Paul S. Krueger was homeless, but not to the women he met on

They came from all over the country and ranged in age from their 20s to their 50s. He told them stories about being a Grammy-nominated producer who had worked with Quincy Jones, Kenneth "Babyface" Edmonds and Michael Jackson before leaving the business to take up investing.

They bought his tales - and agreed to buy in on his investment enterprise, sending him a total of $102,000.

Krueger responded, authorities now allege, by going on a high-roller's Atlantic City spending spree that ended with his fraud arrest as he lingered over a soda at Harrah's casino Wednesday afternoon.

He had gambled away the money and never had a real music career, Montgomery County District Attorney Risa Vetri Ferman said. Krueger currently awaits extradition from Atlantic City to Pennsylvania, where he has prior convictions for theft and indecent exposure, a bit of background he neglected to mention, according to two of the women he exploited.

"Homeless with a laptop gives you tremendous access to the outside world," Ferman said.

The bald, pudgy homeless man, 50, connected with women across the country including a Dallas jewelry designer and a 29-year-old singer and swimsuit model in Detroit, authorities said.

His 13 alleged victims include eight women he met through, and five people introduced to him by one of those women.

The site claims it "makes it easy for the millionaires, whose busy lifestyle leaves little time to meet people conventionally," and defines a millionaire as "anyone who earns $150,000 and above annually." A company official conceded users have to be largely self-policing.

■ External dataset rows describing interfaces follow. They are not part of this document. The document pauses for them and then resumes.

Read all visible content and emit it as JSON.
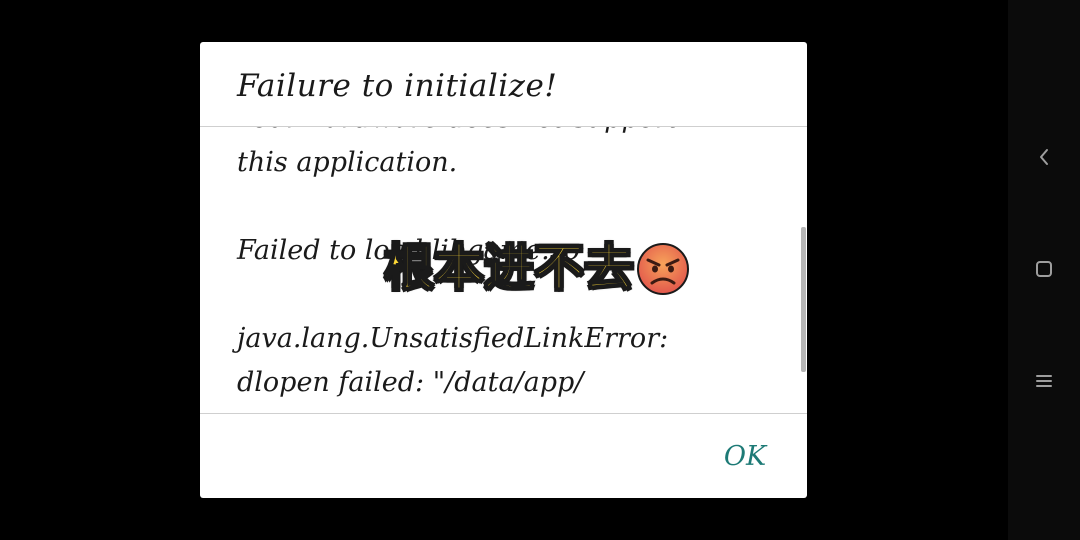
{
  "dialog": {
    "title": "Failure to initialize!",
    "message_lines": [
      "Your hardware does not support",
      "this application.",
      "",
      "Failed to load libgame.so",
      "",
      "java.lang.UnsatisfiedLinkError:",
      "dlopen failed: \"/data/app/"
    ],
    "ok_label": "OK"
  },
  "overlay": {
    "caption": "根本进不去",
    "emoji": "angry-face"
  },
  "navbar": {
    "back_icon": "back-chevron-icon",
    "home_icon": "home-square-icon",
    "menu_icon": "menu-lines-icon"
  },
  "colors": {
    "ok_accent": "#1d7a76",
    "caption": "#fdd835",
    "emoji_face": "#e2574c"
  }
}
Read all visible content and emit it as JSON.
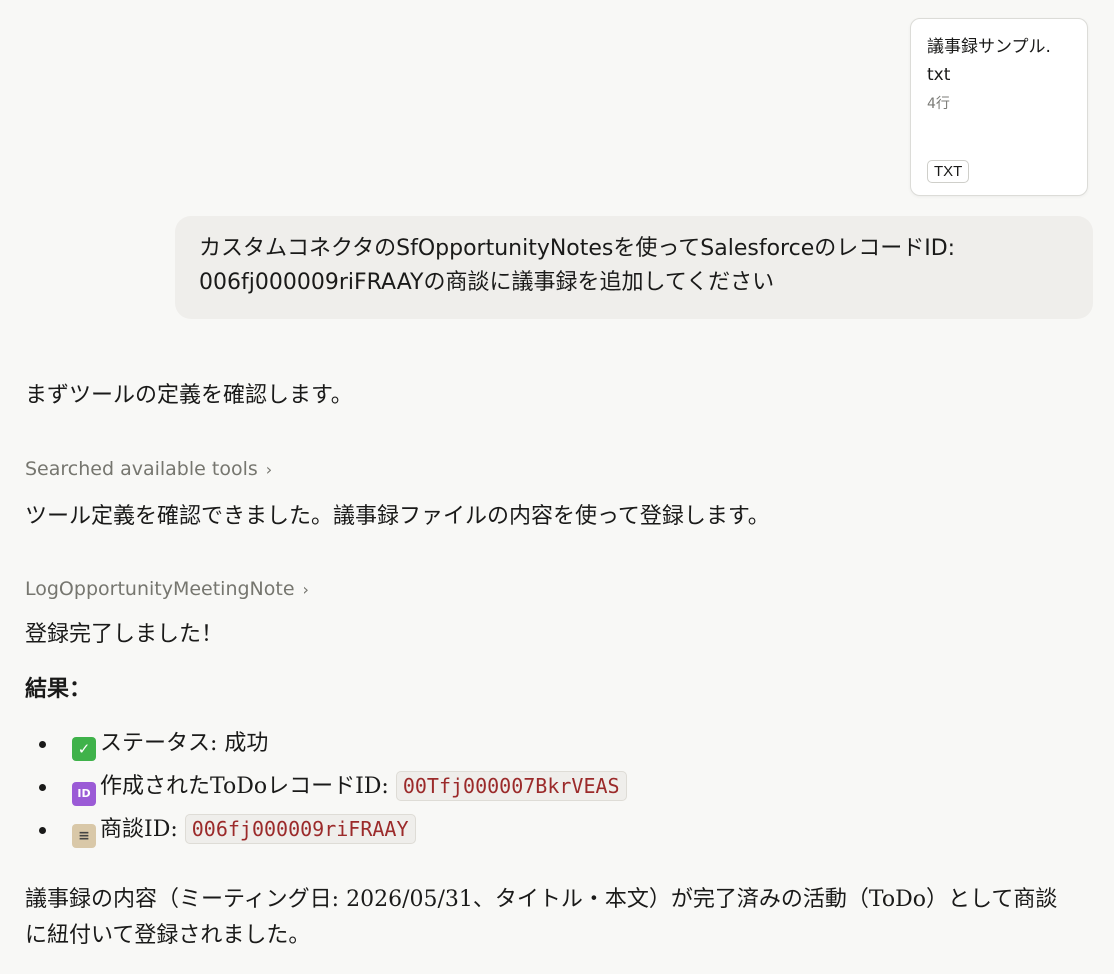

"We do tell all of our members on all of our sites that you have to take precautions when you're on the Internet and looking at people that you're going to meet," said Steve Kasper, vice president of marketing for, the parent company of Both are based in Toronto.

Two of the victims, who spoke on condition of anonymity, said Krueger had frequently dropped high-end music industry names as they corresponded. Via telephone, he claimed that he was calling from Scotland, where he was working with Jackson, court records said - though authorities later found Krueger has no passport.

"He did have a good story," said one victim, a sales manager in Costa Mesa, Calif., who court records show sent him $10,000. She said she got $900 back.

The California woman said he mixed in down-to-earth details about his ex-wife in Souderton, Montgomery County, their teenage daughter, and some unsuccessful previous investments in a way that made him sound genuine. He actually had many of the "investment" checks mailed to his ex-wife's address, according to court records.

But she and another woman in Scottsdale, Ariz., said Krueger offered intricate, sometimes bewildering, explanations for his investments.

"I never understood completely what he was investing in," the Arizona woman said.

It supposedly involved group investment in stock options, they said. Court records allege it was talked up as a CD and DVD manufacturing plan that the "investors" only got vague promises about.

"I knew better, too, because I do have people that I use for my investments," the California woman said. "I don't know what made me decide. Sometimes you take a leap of faith, and it's not always going to be a good thing."

She said a trip to Atlantic City with Krueger this spring revealed he had a sheaf of casino VIP accounts. Ferman said the homeless man had been so successful grifting to fuel his casino habit that "he would stay in comped rooms, he would eat comped food" but otherwise lived on the streets. "He lived the high life on funds from other people," Ferman said.

Souderton police began tracking Krueger last fall after one of the women complained to federal Internet crime authorities about her supposed investment. This week, a township detective tracked Krueger down through his Harrah's frequent-gamer card. When he tried using it to get a lunch comped, Harrah's staff alerted authorities, and New Jersey police arrested him.

When Krueger is back in Montgomery County, he will face felony fraud, theft and other charges.

The California woman said she's willing to be a witness in the court case, but the experience has not made her leery of online dating.

"You have to be careful whereever you go," said the woman, who is in her 30s. "You could get scammed meeting someone at a bar. It doesn't matter. You just have to do your due diligence, and I didn't."

Contact staff writer Derrick Nunnally at 610-313-8212 or